What Is a Casino?


A casino is a place where gambling is permitted and, in many cases, encouraged. While modern casinos have become much more lavish places, even the most basic facilities that house gambling activities would technically be considered a casino. Most casinos offer dining, free drinks and stage shows, among other luxuries, to lure players.

A large part of a casino’s profits come from high-stakes gamblers. These players are referred to as “high rollers” because they typically gamble with stakes in the tens of thousands of dollars. In order to attract high rollers, most casinos will offer them comps, which are complimentary items that can include free hotel rooms, dinner, tickets to shows and even airline tickets. This practice is known as “chumming,” and is intended to encourage gamblers to play longer and more often.

Some people claim that the social and economic harm caused by compulsive gambling cancel out any initial revenue generated by a casino. In addition, they say that local businesses suffer because casino patrons shift spending from other forms of entertainment, and that the cost of treating problem gambling addiction and lost productivity by workers addicted to gambling offset any profits that a casino may generate.
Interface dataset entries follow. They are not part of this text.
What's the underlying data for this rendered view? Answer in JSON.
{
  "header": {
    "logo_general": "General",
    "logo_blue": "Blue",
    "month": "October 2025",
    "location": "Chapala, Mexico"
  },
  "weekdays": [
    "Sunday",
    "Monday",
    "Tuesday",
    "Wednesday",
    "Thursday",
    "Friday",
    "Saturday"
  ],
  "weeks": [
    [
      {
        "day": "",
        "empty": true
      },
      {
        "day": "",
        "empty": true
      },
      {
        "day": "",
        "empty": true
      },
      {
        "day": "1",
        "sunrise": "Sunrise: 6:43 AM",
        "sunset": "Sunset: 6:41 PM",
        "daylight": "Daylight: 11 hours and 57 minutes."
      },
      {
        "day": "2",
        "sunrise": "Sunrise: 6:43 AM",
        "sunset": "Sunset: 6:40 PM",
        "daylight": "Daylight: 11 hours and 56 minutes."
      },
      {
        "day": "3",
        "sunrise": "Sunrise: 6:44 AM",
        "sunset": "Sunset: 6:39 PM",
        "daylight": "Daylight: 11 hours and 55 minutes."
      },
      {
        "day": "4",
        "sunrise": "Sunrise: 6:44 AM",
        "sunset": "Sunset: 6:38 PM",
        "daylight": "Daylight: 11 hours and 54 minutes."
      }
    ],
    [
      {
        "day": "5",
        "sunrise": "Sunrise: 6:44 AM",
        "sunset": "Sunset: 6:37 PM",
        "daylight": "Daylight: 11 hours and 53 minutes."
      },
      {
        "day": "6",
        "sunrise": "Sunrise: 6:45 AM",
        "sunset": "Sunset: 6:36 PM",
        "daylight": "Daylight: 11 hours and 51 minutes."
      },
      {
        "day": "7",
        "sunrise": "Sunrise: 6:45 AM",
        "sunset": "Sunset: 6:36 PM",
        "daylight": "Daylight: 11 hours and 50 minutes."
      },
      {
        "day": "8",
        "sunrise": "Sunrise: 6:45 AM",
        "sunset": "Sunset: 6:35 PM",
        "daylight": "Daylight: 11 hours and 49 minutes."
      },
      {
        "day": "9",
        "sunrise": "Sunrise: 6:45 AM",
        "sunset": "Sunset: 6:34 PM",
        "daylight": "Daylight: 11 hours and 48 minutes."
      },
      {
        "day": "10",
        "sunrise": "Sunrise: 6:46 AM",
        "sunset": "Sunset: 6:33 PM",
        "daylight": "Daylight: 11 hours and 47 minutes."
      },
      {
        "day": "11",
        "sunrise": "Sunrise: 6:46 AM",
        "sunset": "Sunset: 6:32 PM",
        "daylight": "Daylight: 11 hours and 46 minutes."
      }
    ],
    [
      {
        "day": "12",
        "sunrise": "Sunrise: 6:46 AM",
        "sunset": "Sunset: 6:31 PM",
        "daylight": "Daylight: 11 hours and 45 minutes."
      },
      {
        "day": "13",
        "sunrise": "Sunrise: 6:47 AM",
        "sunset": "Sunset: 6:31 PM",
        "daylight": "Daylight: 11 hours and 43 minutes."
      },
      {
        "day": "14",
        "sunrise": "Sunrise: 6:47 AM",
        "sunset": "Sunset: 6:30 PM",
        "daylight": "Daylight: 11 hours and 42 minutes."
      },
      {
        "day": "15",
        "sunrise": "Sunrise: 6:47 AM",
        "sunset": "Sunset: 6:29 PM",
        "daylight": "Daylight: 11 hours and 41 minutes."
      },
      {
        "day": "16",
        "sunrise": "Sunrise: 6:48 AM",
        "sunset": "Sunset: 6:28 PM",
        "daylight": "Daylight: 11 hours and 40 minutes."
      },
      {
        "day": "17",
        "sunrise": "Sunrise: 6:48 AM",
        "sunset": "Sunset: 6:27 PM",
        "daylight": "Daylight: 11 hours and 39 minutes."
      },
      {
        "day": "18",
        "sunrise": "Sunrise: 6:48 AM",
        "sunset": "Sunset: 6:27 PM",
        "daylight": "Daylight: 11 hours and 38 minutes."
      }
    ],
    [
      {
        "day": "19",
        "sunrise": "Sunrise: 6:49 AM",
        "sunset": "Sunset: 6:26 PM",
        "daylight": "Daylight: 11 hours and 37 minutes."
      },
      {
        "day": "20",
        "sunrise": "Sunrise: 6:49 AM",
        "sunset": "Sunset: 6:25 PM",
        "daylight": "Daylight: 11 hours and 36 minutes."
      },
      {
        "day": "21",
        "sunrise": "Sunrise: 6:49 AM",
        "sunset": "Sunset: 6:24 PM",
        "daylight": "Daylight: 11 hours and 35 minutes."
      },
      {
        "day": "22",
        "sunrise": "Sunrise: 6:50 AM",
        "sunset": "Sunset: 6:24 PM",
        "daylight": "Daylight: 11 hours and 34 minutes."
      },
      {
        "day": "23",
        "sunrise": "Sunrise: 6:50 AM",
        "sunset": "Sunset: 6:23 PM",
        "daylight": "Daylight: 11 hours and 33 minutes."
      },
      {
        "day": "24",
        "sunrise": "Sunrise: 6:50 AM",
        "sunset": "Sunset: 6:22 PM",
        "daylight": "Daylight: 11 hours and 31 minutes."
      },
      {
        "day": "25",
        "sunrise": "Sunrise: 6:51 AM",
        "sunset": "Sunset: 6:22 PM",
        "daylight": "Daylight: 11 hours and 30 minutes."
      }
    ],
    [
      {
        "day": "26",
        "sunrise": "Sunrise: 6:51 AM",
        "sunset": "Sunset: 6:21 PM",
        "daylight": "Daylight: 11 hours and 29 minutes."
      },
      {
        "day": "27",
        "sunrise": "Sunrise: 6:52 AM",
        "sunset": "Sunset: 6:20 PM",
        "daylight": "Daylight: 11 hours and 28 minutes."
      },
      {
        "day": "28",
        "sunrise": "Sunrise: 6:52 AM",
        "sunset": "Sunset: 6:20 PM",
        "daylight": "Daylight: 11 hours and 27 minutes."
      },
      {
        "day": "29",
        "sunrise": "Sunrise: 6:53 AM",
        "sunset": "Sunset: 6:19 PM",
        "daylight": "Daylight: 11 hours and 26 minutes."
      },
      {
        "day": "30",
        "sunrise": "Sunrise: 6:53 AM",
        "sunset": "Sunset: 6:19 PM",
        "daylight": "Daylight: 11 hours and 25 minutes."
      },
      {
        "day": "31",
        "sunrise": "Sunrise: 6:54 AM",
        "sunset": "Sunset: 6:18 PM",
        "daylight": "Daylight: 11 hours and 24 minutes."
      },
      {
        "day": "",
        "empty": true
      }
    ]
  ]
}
Although it is possible to find casinos in almost any city, not all casinos are created equal. The best of the best are often found in Las Vegas, where the competition for customers is fierce. Some of the top casinos have earned a reputation for their impressive size, elegant decor and mindblowing number of games. Others are noted for their unique theme. For example, The Venetian in Macau is decorated to resemble the city of Venice and features canals where gondoliers serenade visitors.